Sun-protecting your skin isn't just about wearing sunscreen anymore. Healthy sun protection is about keeping the sun's rays from ever reaching your skin and a hat is one of the most important ways to do that. Your face and neck get the most sun of all your skin, and it's where we doctors find the most skin cancers. It's also the most wrinkled part of anyone's skin, and that, too, is because of sun exposure. Outwit wrinkles and skin cancer by wearing a great sun hat when you're in the sun.
What are the 4 Essential Characteristics of a Dermatologist-Approved Sun Protection Hat?
1. UPF 50 material:
A reliable sun protection hat must be made of sun impenetrable material. Many hat companies are now rating a hat's sun protection qualities and ideally you want a hat that says it has a UPF 50. A lot of good hats aren't rated, however, and you can always test their sun permeability with my Detecto Ring.
2. Full circumference brim:
It must have a full circumference brim measuring 3 to 5 inches.
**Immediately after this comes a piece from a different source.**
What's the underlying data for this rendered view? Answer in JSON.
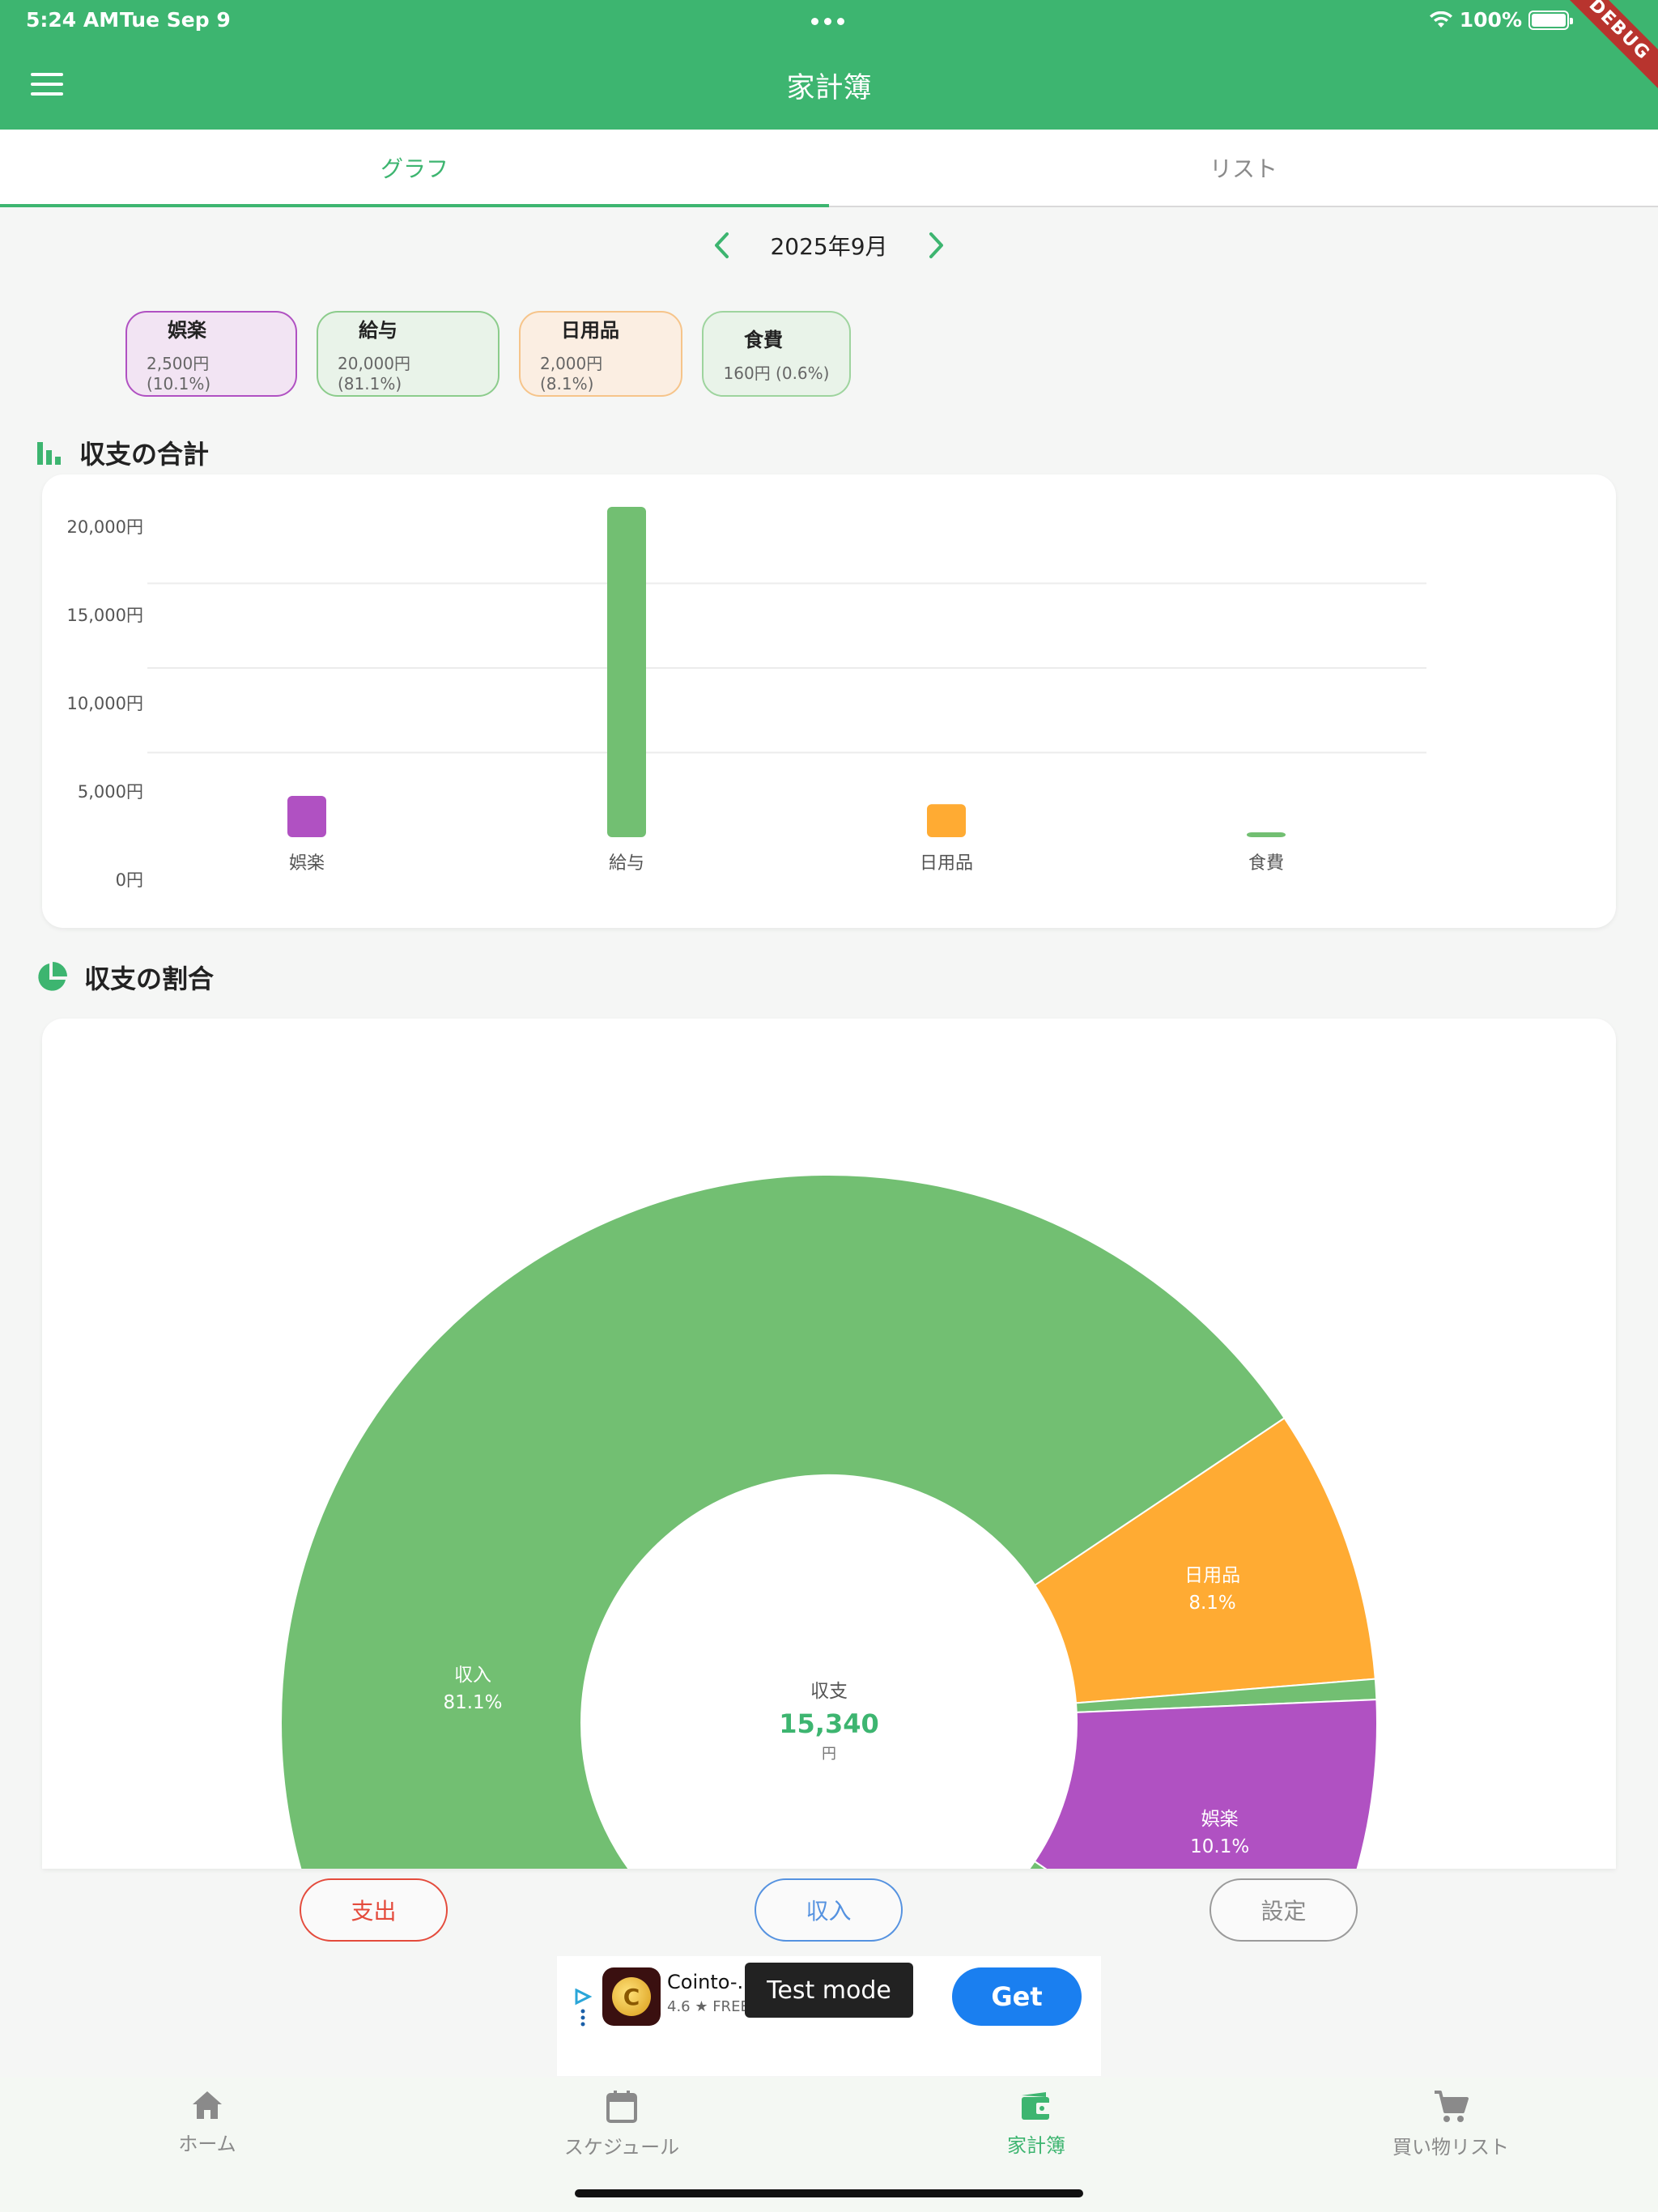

The brim needs to be firm enough that it doesn't fold and buckle in the wind, leaving you exposed.
Know that a billed hat like a visor or baseball hat is never good enough; it's job security for me because a billed hat doesn't protect the sides of your face, your ears and your neck. Never depend on billed hats for sun protection when your outdoors.
3. Scalp protection:
The hat needs to cover your entire scalp with sun impenetrable material. This means no visors and no hats with mesh tops. Trust me, you don't want skin cancer on your scalp and it's all too common. I can't tell you how many cancers I find on the scalp of women who have a good head of hair.
Remember, your part line is in the sun whenever you are unless you're wearing a hat. Men with thinning hair need to wear a hat to protect their scalp skin long before they have a bald spot. If they do, then, when they're inevitably balder, they'll have lovely, spot-free scalp skin instead of a scalp covered by liver spots, white marks and scars from skin cancer and pre-cancerous lesions treatments.
4. Secure fit:
A good sun hat needs to stay on your head. This means it needs to fit well. Some hats have adjustable brims so you get the perfect sizing for your head. Also, depending on your activities, you may need a chin strap to keep it from blowing off.
Your sun hat may be utilitarian.......
Your sun hat may be fashion forward.........
Just make sure that it has the 4 characteristics of a dermatologist-approved sun hat!
And make sure that it's on your head when you are outside during the day!! - Dermatologist Dr. Bailey
Whatever sun hat you choose, be certain you love it, wear it, and let it protect you from direct UV ray assault!
If you're new to full brim hats, keep trying new ones until you find what works for you. When I first started wearing full brim hats, it took me a while before I found ones that were comfortable to wear, worked for my activities and that looked good on me. I went through a lot of duds before I figured out what I liked. Now I have a great hat for every outdoor activity. I even keep one in my car for running errands.
I started selling hats in my office because patients were having trouble finding the same good looking and practical hats that I use. The hats have been a real hit so I've added a few to my web site. I want everybody to wear hats for sun protection.
Shop my well-priced, easy to wear and attractive sun hats. Some come in kits with sunscreen and other sun protection tools.
B.L. DIFFEY, J. CHEESEMAN, Sun protection with hats, British Journal of Dermatology, Volume 127, Issue 1, 1 July 1992, Pages 10–12, https://doi.org/10.1111/j.1365-2133.1992.tb14816.x
Robinson JK. Sun Safety. JAMA Dermatol. 2018;154(3):380. doi:10.1001/jamadermatol.2017.5256